Three people wait for the bus. They are randomly picked by a curator to stand against a white backdrop on an opening night at a gallery. Are these three people now more or less beautiful, ideal, or interesting than when they were just waiting for the bus?
Is it necessary to be beautiful to have a good life?
NatureLiving in Durango, we are surrounded by striking natural wonders that people travel thousands of miles to experience. Here are a few consciousness-raising questions to ask while looking at the mountains, the Animas River, or while experiencing any of the outdoors.Should you judge how beautiful an outdoor scene is in the same way you judge how beautiful a painting or person is?
Is the outdoor scene in front of you a work of art? When you take a photo of the mountain, is that art? When does (if it can) an outdoor scene change from a setting to an artwork?
What is your reaction to the outdoor scene you are looking at? Why did you have this reaction?
Does your opinion of nature change the longer you look at it?
How would you describe the mountain to someone who had never seen it before?

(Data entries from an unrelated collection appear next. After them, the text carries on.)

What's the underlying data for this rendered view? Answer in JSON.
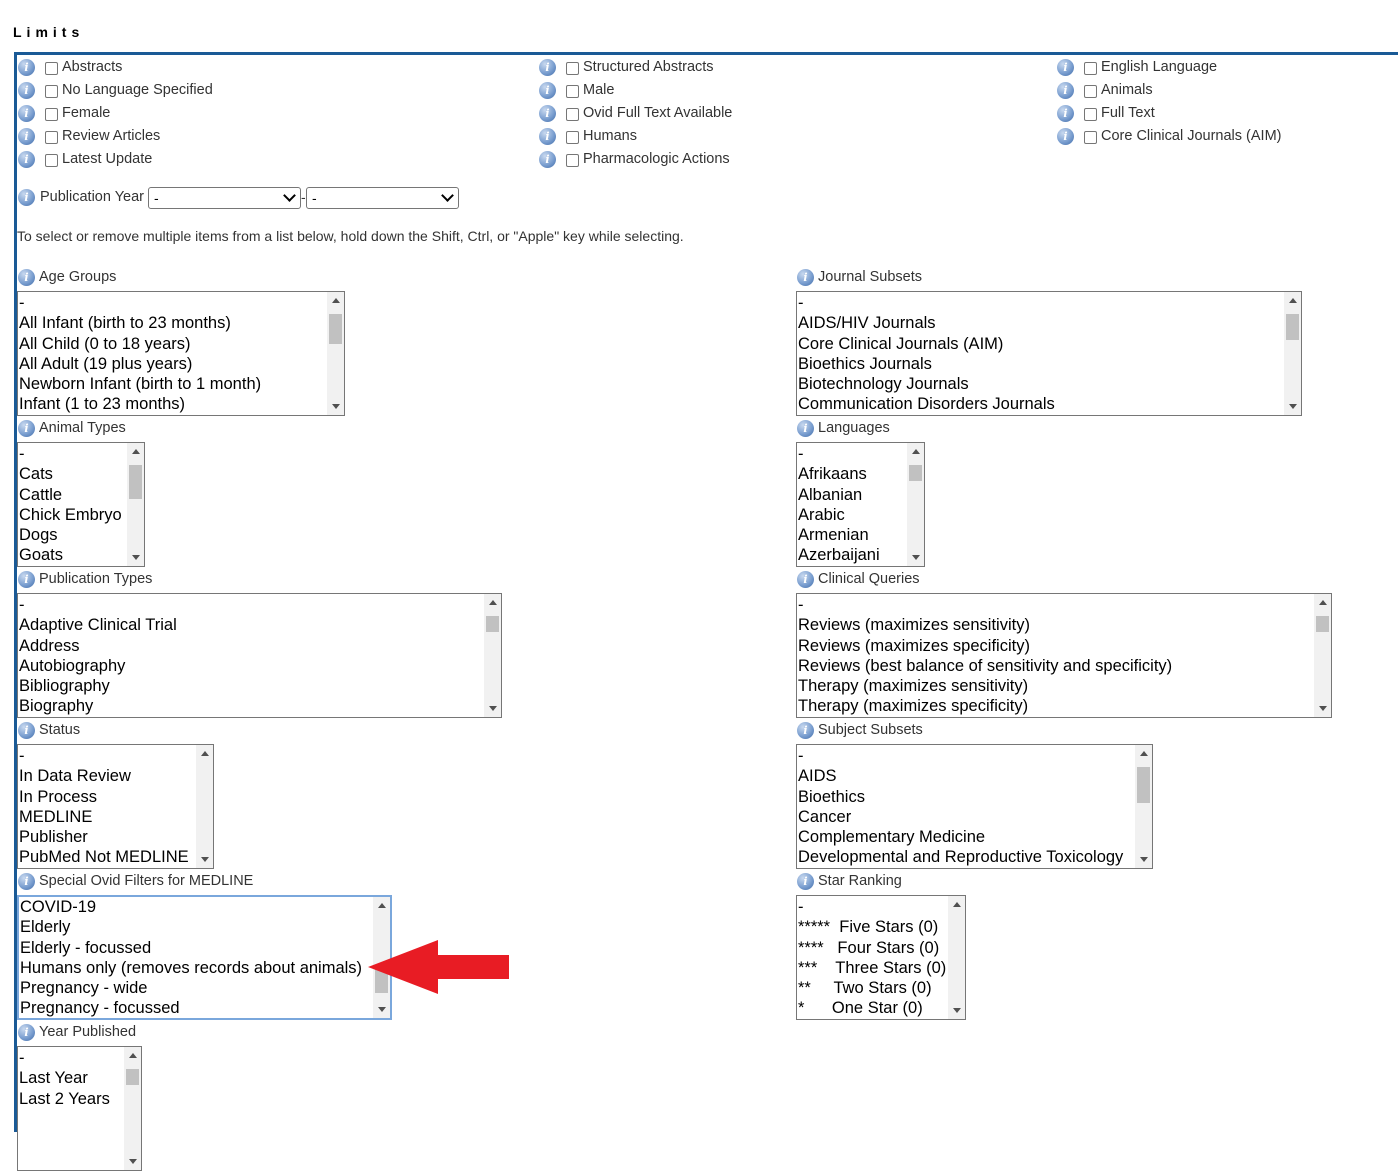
{
  "header": {
    "title": "Limits"
  },
  "checkboxes": {
    "col1": [
      "Abstracts",
      "No Language Specified",
      "Female",
      "Review Articles",
      "Latest Update"
    ],
    "col2": [
      "Structured Abstracts",
      "Male",
      "Ovid Full Text Available",
      "Humans",
      "Pharmacologic Actions"
    ],
    "col3": [
      "English Language",
      "Animals",
      "Full Text",
      "Core Clinical Journals (AIM)"
    ]
  },
  "publication_year": {
    "label": "Publication Year",
    "from_value": "-",
    "separator": "-",
    "to_value": "-"
  },
  "instructions": "To select or remove multiple items from a list below, hold down the Shift, Ctrl, or \"Apple\" key while selecting.",
  "lists": {
    "age_groups": {
      "label": "Age Groups",
      "options": [
        "-",
        "All Infant (birth to 23 months)",
        "All Child (0 to 18 years)",
        "All Adult (19 plus years)",
        "Newborn Infant (birth to 1 month)",
        "Infant (1 to 23 months)"
      ]
    },
    "journal_subsets": {
      "label": "Journal Subsets",
      "options": [
        "-",
        "AIDS/HIV Journals",
        "Core Clinical Journals (AIM)",
        "Bioethics Journals",
        "Biotechnology Journals",
        "Communication Disorders Journals"
      ]
    },
    "animal_types": {
      "label": "Animal Types",
      "options": [
        "-",
        "Cats",
        "Cattle",
        "Chick Embryo",
        "Dogs",
        "Goats"
      ]
    },
    "languages": {
      "label": "Languages",
      "options": [
        "-",
        "Afrikaans",
        "Albanian",
        "Arabic",
        "Armenian",
        "Azerbaijani"
      ]
    },
    "publication_types": {
      "label": "Publication Types",
      "options": [
        "-",
        "Adaptive Clinical Trial",
        "Address",
        "Autobiography",
        "Bibliography",
        "Biography"
      ]
    },
    "clinical_queries": {
      "label": "Clinical Queries",
      "options": [
        "-",
        "Reviews (maximizes sensitivity)",
        "Reviews (maximizes specificity)",
        "Reviews (best balance of sensitivity and specificity)",
        "Therapy (maximizes sensitivity)",
        "Therapy (maximizes specificity)"
      ]
    },
    "status": {
      "label": "Status",
      "options": [
        "-",
        "In Data Review",
        "In Process",
        "MEDLINE",
        "Publisher",
        "PubMed Not MEDLINE"
      ]
    },
    "subject_subsets": {
      "label": "Subject Subsets",
      "options": [
        "-",
        "AIDS",
        "Bioethics",
        "Cancer",
        "Complementary Medicine",
        "Developmental and Reproductive Toxicology"
      ]
    },
    "special_filters": {
      "label": "Special Ovid Filters for MEDLINE",
      "options": [
        "COVID-19",
        "Elderly",
        "Elderly - focussed",
        "Humans only (removes records about animals)",
        "Pregnancy - wide",
        "Pregnancy - focussed"
      ]
    },
    "star_ranking": {
      "label": "Star Ranking",
      "options": [
        "-",
        "*****  Five Stars (0)",
        "****   Four Stars (0)",
        "***    Three Stars (0)",
        "**     Two Stars (0)",
        "*      One Star (0)"
      ]
    },
    "year_published": {
      "label": "Year Published",
      "options": [
        "-",
        "Last Year",
        "Last 2 Years"
      ]
    }
  },
  "colors": {
    "panel_border": "#1a5a96",
    "annotation_arrow": "#e81c24",
    "focus_border": "#7aa7dc"
  },
  "icons": {
    "info": "info-icon",
    "arrow": "red-arrow-left-icon"
  }
}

Would knowing the history of a mountain and those that have traveled over it make it more beautiful to you?
We often describe nature as picturesque. Does the natural world become more beautiful when we frame it in artistic terminology?
PerformanceSeeing performances – whether that’s a ballet, concert, poetry slam, or what have you – can be an integral part of feeling like you’ve had a good weekend or a fun year. Here are a few ways to think about the artistic performances that you’ve seen or will see.If someone pours coffee at home, is it art? What if they pour coffee in a museum? When does that action become art?
Who gets to decide what a good or bad performance is?
Is a requirement of a beautiful performance that the audience enjoys it? If so, how many must enjoy it?
Is it art if there is no audience?
Can a performance that took 10 minutes to create be as beautiful as a performance that took six months to plan? Is creation time a factor in how good art is?
Is the cost of performance important or necessary to determine its aesthetic value?
Is a performance done on a stage more important than one done on the street?
Is there ever a time when an artistic performance should be banned? What does banning a performance say about a culture?
Can different people have different interpretations of a performance? What if an audience’s interpretation differs from the creator’s? Is there a right or wrong interpretation of art?
Visual arts Main Avenue is chock full of art studios. You don’t have to think about the following questions to enjoy the art you’ll see there or over at the Durango Arts Center, but putting a critical mind to the visual arts can bring a greater depth of satisfaction and intensity to your viewing experience.Must art be beautiful?
Can something be considered a work of art if, when it was made, art was not the intention?
Can a mass-produced object be considered artwork?
If a painting is used/changed to be featured in an advertisement, is that advertisement painting still a work of art?
Does art have to communicate a message? Does a message make an artwork better or more beautiful?
Why do we call certain works masterpieces?
What makes a masterpiece versus just an artwork?
Is beauty and ugliness in art a matter of opinion?
If beauty and ugliness is a matter of opinion, why do we ask if artworks will stand the test of time? Does standing the test of time mean there is an inherent beauty or ugliness in an object regardless of someone’s opinion?
You’re a curator with a tight budget. Do you preserve a mediocre original painting or a masterful forgery?
How much cultural context is needed to understand or enjoy an artwork from another culture?
Can an animal be an artist? For example, elephants can paint. Are they artists?
A person picks up a rusted trashcan lid from an alley and displays it on a gallery wall. Is that person an artist? Is the trashcan lid art? Was it art in the alley, too?
You don’t have to ask any of these questions to enjoy art, the other humans around you, performances, or the outdoors, but if you’re looking to sit around a kitchen table and talk late into the night, searching for truth and beauty, they’re a good place to start, and they just might enrich your life..
Patty TempletonDGO Staff Writer